S

#11 Chris Henschke

Chris Henschke

    Lieut-Colonel

  • Old Sweats
  • 1,177 posts
  • Gender:Male
  • Location:Adelaide, South Australia
  • Interests:1. Changes in Battalion organization and training.
    2. The development of tactics, techniques and procedures through the Great War.
    3. The last 100 days.
    4. Uniforms/equipment of the AIF.

Posted 18 May 2007 - 11:40 AM

naughty RC Sherriff!

#12 Simon Jones

Simon Jones

    Brigadier-General

  • Old Sweat
  • 1,754 posts
  • Gender:Male
  • Location:Windsor, UK
  • Interests:Tunnelling, gas warfare.

Posted 18 May 2007 - 12:03 PM

QUOTE (Chris Henschke @ May 18 2007, 12:40 PM) <{POST_SNAPBACK}>
naughty RC Sherriff!
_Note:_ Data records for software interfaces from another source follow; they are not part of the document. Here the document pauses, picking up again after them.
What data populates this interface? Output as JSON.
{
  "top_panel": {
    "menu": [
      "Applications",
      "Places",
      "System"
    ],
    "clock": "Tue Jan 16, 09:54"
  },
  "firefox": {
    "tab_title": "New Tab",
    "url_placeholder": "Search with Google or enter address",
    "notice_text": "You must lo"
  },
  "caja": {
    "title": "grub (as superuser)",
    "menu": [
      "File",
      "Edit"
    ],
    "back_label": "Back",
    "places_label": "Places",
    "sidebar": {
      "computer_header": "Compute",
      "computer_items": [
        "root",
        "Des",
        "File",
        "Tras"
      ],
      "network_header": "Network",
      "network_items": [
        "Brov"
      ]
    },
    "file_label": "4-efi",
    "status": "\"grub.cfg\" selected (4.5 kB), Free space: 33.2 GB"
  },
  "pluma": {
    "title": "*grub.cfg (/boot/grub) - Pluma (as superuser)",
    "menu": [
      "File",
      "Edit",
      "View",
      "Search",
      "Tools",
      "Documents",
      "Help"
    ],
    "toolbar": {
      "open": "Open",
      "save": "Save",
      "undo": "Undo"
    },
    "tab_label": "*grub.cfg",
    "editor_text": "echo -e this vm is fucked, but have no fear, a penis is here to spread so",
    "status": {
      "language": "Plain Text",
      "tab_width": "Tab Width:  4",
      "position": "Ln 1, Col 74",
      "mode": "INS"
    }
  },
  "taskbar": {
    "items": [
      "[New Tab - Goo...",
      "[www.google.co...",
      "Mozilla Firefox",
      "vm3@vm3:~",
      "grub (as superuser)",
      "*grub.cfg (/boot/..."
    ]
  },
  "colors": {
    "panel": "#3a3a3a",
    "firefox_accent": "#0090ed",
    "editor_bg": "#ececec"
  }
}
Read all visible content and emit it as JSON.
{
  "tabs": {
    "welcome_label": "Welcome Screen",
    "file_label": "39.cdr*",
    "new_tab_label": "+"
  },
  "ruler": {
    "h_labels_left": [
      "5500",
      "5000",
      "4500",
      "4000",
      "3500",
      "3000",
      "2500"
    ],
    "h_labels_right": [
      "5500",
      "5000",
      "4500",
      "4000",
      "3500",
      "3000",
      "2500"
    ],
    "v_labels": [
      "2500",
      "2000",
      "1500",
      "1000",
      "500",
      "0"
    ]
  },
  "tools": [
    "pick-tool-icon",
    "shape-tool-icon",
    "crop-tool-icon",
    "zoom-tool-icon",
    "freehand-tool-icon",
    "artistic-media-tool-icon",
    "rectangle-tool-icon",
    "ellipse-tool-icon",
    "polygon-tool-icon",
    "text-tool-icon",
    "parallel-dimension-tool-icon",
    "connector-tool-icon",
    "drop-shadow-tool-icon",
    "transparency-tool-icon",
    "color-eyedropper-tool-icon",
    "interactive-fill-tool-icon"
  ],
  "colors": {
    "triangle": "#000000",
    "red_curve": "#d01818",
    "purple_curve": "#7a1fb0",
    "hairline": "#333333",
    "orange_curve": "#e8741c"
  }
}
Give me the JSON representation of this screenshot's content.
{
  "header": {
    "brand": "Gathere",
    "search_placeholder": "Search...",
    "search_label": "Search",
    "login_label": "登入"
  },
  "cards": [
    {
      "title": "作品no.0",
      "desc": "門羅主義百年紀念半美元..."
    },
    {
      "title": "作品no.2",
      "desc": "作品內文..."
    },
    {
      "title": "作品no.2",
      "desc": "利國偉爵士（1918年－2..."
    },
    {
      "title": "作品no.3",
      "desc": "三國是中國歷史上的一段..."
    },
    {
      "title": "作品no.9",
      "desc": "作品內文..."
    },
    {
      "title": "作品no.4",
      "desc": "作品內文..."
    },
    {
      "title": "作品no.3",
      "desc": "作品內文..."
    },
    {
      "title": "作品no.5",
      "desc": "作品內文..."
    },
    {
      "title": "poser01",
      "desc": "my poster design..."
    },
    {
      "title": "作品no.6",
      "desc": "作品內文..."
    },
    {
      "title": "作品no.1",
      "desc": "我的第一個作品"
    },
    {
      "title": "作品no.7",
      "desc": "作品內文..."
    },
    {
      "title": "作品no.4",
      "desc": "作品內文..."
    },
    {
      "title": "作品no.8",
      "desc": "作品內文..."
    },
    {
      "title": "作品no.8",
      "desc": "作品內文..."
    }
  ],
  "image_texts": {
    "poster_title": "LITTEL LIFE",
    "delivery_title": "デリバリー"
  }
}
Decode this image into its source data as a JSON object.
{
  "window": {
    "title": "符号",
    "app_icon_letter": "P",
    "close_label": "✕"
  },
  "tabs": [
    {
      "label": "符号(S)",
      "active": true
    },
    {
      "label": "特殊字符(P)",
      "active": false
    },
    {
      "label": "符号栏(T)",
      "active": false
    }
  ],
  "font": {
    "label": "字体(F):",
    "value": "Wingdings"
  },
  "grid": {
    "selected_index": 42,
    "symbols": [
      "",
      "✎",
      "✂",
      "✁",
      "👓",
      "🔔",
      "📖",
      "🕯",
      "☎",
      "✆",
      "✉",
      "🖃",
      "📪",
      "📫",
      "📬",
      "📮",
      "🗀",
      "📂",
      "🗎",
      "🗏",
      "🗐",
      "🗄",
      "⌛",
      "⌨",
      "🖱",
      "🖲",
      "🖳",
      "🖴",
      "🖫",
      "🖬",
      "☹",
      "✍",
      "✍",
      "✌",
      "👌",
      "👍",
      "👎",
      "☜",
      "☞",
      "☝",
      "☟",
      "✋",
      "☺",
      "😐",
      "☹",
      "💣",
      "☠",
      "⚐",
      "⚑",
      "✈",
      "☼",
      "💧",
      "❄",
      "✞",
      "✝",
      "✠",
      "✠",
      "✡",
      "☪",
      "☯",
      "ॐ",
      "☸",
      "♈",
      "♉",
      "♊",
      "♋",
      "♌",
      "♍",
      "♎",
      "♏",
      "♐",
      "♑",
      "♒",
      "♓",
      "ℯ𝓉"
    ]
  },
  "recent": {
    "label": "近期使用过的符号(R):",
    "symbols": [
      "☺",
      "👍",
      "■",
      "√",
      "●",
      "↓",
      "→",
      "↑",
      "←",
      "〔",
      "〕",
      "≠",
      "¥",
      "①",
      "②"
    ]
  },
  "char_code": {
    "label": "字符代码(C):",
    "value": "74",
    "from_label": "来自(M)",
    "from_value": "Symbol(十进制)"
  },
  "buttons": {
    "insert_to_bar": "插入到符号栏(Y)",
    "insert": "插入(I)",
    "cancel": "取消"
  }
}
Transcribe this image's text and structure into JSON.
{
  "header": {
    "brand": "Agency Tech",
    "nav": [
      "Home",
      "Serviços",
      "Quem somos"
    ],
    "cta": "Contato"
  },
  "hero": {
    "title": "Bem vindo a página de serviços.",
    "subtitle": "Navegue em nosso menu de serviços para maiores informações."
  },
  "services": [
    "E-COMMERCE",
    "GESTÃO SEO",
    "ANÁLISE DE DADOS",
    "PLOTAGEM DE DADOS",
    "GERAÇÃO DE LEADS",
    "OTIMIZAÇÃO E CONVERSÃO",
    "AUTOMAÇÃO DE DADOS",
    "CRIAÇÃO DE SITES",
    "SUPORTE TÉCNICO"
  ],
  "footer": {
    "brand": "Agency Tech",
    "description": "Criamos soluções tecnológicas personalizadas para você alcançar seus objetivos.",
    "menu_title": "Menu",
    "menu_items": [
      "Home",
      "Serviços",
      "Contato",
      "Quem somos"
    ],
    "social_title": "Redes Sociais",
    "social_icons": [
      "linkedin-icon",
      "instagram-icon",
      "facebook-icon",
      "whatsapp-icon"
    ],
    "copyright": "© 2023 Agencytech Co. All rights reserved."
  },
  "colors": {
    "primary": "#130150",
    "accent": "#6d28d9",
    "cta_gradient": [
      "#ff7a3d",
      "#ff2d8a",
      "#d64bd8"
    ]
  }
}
I meant incorrect rather than naughty tongue.gif but please don't think I would be foolish enough to claim superior knowledge of the Great War over someone who was there.
S